Vexentrix asked about TV Spec Scripts of existing shows this week on Twitter and it's something I've talked about with British writers many times in the past, so I figured it was time to write an official post about it.
In the US, it's common for a writer wanting to break into TV to write a spec of episode of that actual show and send it in, in the hope of grabbing the producer's attention and getting a commissioned episode. Here is a list of 2011 specced US Comedies and another list of 2011 specced US Dramas.
We don't do this in the UK. If you write a spec episode of Spooks, Corrie, Eastenders, Doc Martin or anything else, it simply will not get read. There's loads of reasons why, including the fact it can be a big fat legal headache in terms of copyright, but the short version: it's just not the way it's done over here.
In the UK, you send your ORIGINAL script in - ideally, it will be a script in the same *kind* of vein as the show you want to write for, but retaining your own voice. (Though that said, I've known people get into shows with scripts wildly different in tone, such as one lady who got onto a well-known soap with a slasher horror script which demonstrated how fabulous she was with character and dialogue, so you never know).
If the producer of said UK show reads your script and likes what s/he sees, one of two things might happen afterwards:
1) They ask you to write a trial script. THIS is when you have to write a spec script of the show, basically and is most-oft used in continuing drama. The show will send you a selection of storylines, you pick one and write *your version* of that episode (which frequently has been broadcast already). If they like that, that's when you get asked in for a meeting or story conference - and from there, you may get your commission (yes, it's still not in the bag!!! Argh!)
2) They ask you in for a story conference. This is usually for hour-long drama and it's the more experienced TV writers who've perhaps had quite a few half hours aired already that will jump straight to this bit, though not always. Story conferences are often the producers and all the writers - and storyliners, if applicable - all meeting up to thrash out the long running storylines of the year (if a soap) or the slow-burn serial elements of a longer one hour drama.
There are of course other ways of getting commissioned on a TV show - a simple meeting with a producer (especially for a completely new show, or a children's series) - but the above seems to be the most common route.
BTW, Lots of writers appear to think you can only work in British TV if you have an agent. This is not true. Whilst it is markedly easier to gain access to various shows *with* an agent, plenty of Bang2writers have worked their way into various schemes and shows without one. The question is, are you going to take no for an answer?
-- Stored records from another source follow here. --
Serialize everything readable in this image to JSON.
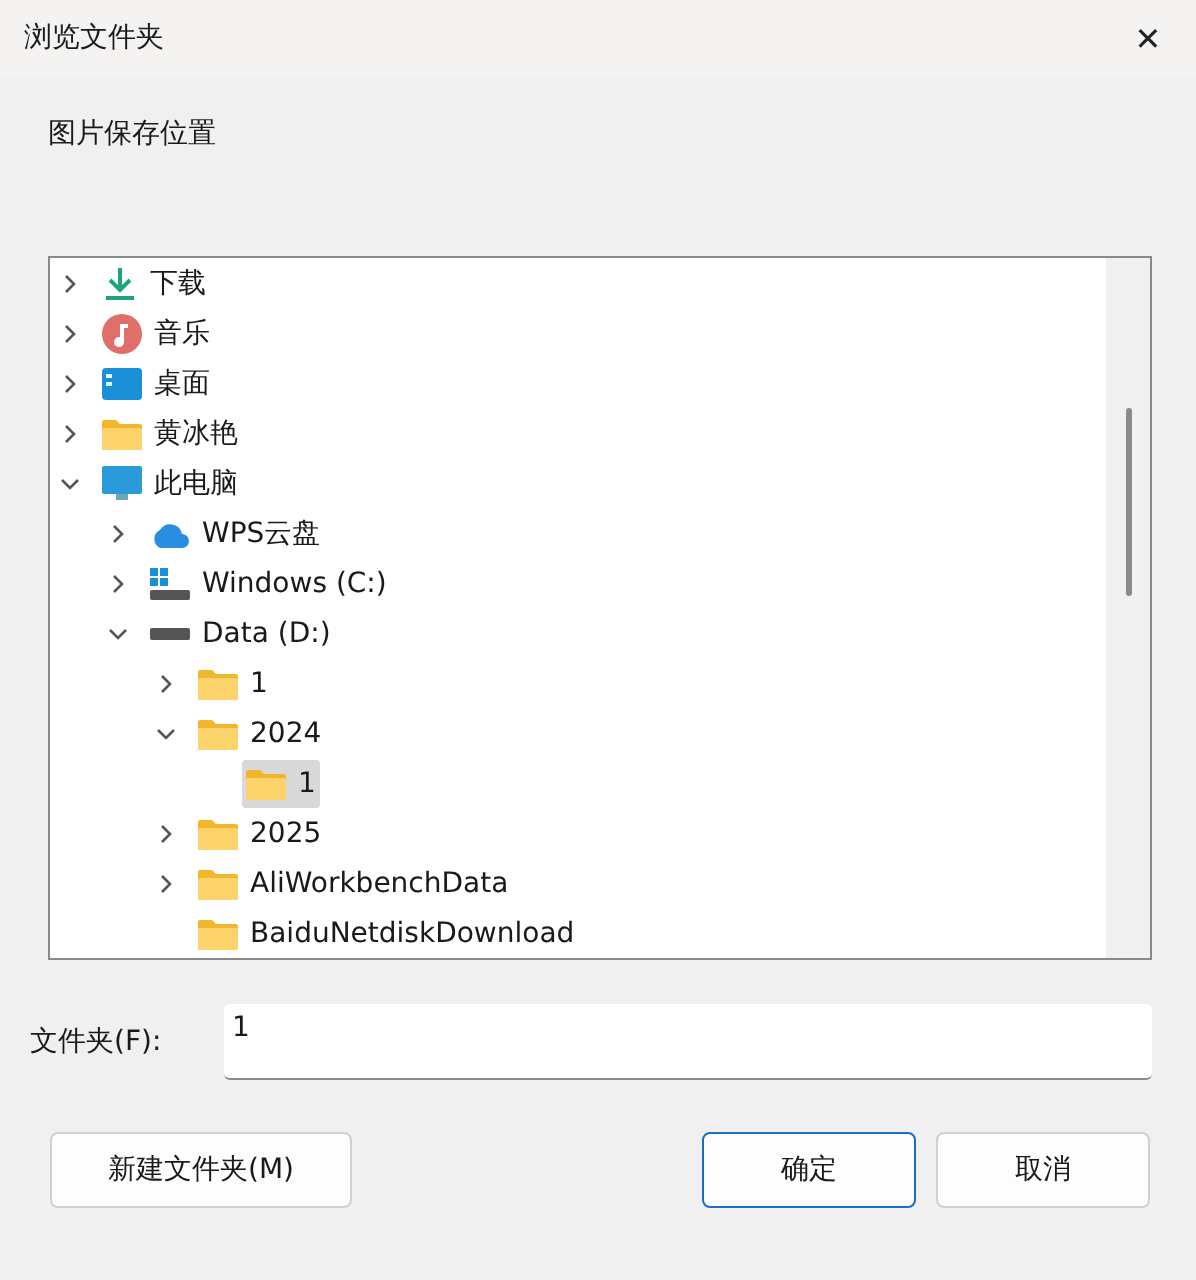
{
  "window": {
    "title": "浏览文件夹",
    "close": "✕"
  },
  "description": "图片保存位置",
  "tree": [
    {
      "label": "下载",
      "kind": "download",
      "expandable": true,
      "expanded": false,
      "selected": false
    },
    {
      "label": "音乐",
      "kind": "music",
      "expandable": true,
      "expanded": false,
      "selected": false
    },
    {
      "label": "桌面",
      "kind": "desktop",
      "expandable": true,
      "expanded": false,
      "selected": false
    },
    {
      "label": "黄冰艳",
      "kind": "folder",
      "expandable": true,
      "expanded": false,
      "selected": false
    },
    {
      "label": "此电脑",
      "kind": "computer",
      "expandable": true,
      "expanded": true,
      "selected": false,
      "children": [
        {
          "label": "WPS云盘",
          "kind": "cloud",
          "expandable": true,
          "expanded": false,
          "selected": false
        },
        {
          "label": "Windows (C:)",
          "kind": "system-drive",
          "expandable": true,
          "expanded": false,
          "selected": false
        },
        {
          "label": "Data (D:)",
          "kind": "drive",
          "expandable": true,
          "expanded": true,
          "selected": false,
          "children": [
            {
              "label": "1",
              "kind": "folder",
              "expandable": true,
              "expanded": false,
              "selected": false
            },
            {
              "label": "2024",
              "kind": "folder",
              "expandable": true,
              "expanded": true,
              "selected": false,
              "children": [
                {
                  "label": "1",
                  "kind": "folder",
                  "expandable": false,
                  "expanded": false,
                  "selected": true
                }
              ]
            },
            {
              "label": "2025",
              "kind": "folder",
              "expandable": true,
              "expanded": false,
              "selected": false
            },
            {
              "label": "AliWorkbenchData",
              "kind": "folder",
              "expandable": true,
              "expanded": false,
              "selected": false
            },
            {
              "label": "BaiduNetdiskDownload",
              "kind": "folder",
              "expandable": false,
              "expanded": false,
              "selected": false
            }
          ]
        }
      ]
    }
  ],
  "folder_field": {
    "label": "文件夹(F):",
    "value": "1"
  },
  "buttons": [
    {
      "label": "新建文件夹(M)",
      "default": false
    },
    {
      "label": "确定",
      "default": true
    },
    {
      "label": "取消",
      "default": false
    }
  ]
}
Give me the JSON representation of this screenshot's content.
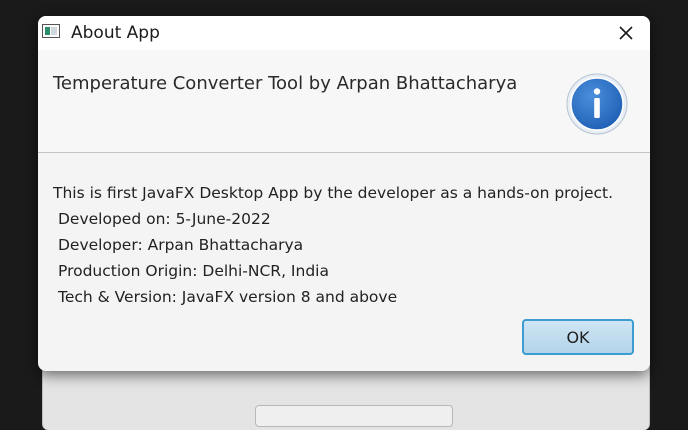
{
  "window": {
    "title": "About App"
  },
  "dialog": {
    "header_text": "Temperature Converter Tool by Arpan Bhattacharya",
    "header_icon": "info-icon",
    "content_lines": [
      "This is first JavaFX Desktop App by the developer as a hands-on project.",
      "Developed on: 5-June-2022",
      "Developer: Arpan Bhattacharya",
      "Production Origin: Delhi-NCR, India",
      "Tech & Version: JavaFX version 8 and above"
    ],
    "ok_label": "OK"
  },
  "colors": {
    "accent": "#3d9dd0",
    "info_icon_fill": "#2f73c5",
    "ok_button_fill": "#c2dcee"
  }
}
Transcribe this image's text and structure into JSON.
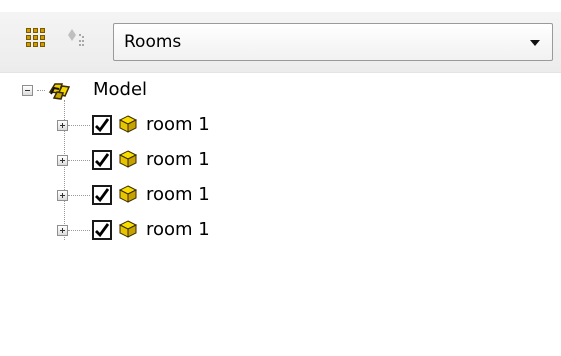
{
  "toolbar": {
    "filter_select": {
      "selected": "Rooms"
    },
    "icons": [
      "grid-icon",
      "filter-icon",
      "chevron-down-icon"
    ]
  },
  "tree": {
    "root": {
      "label": "Model",
      "expanded": true,
      "icon": "model-icon"
    },
    "items": [
      {
        "label": "room 1",
        "checked": true,
        "expanded": false,
        "icon": "room-icon"
      },
      {
        "label": "room 1",
        "checked": true,
        "expanded": false,
        "icon": "room-icon"
      },
      {
        "label": "room 1",
        "checked": true,
        "expanded": false,
        "icon": "room-icon"
      },
      {
        "label": "room 1",
        "checked": true,
        "expanded": false,
        "icon": "room-icon"
      }
    ]
  },
  "colors": {
    "toolbar_bg": "#efefef",
    "room_icon": "#e7c400",
    "model_icon": "#f0d000"
  }
}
Damon Rochefort told us a fab story at London Screenwriters Festival about how he decided he would work for Corrie and SIMPLY WOULD NOT ACCEPT the various rejections he got (which was a lot). Eight years later, the rest is history.
If as a British writer you're feeling hard done by that UK TV doesn't recruit its writers the US way, you may be interested in the following conversation I had last weekend at LSF with Finding Nemo writer David Reynolds, who started his career writing for The Conan O' Brien Show:
DAVID: You might want to spec for a TV show...
ME: ... We don't do that here.
DAVID: How do they pick writers, then?
ME: You send in an original script.
DAVID: They read your ORIGINAL work?? That's brilliant!!!!
I agree with David; I think it is brilliant - so if you want to write for TV, get writing... And take your lead from Damon: DON'T TAKE NO FOR ANSWER. There will undoubtedly be a lot of them, but if you keep going, logic dictates you've got to get there eventually. Good luck!!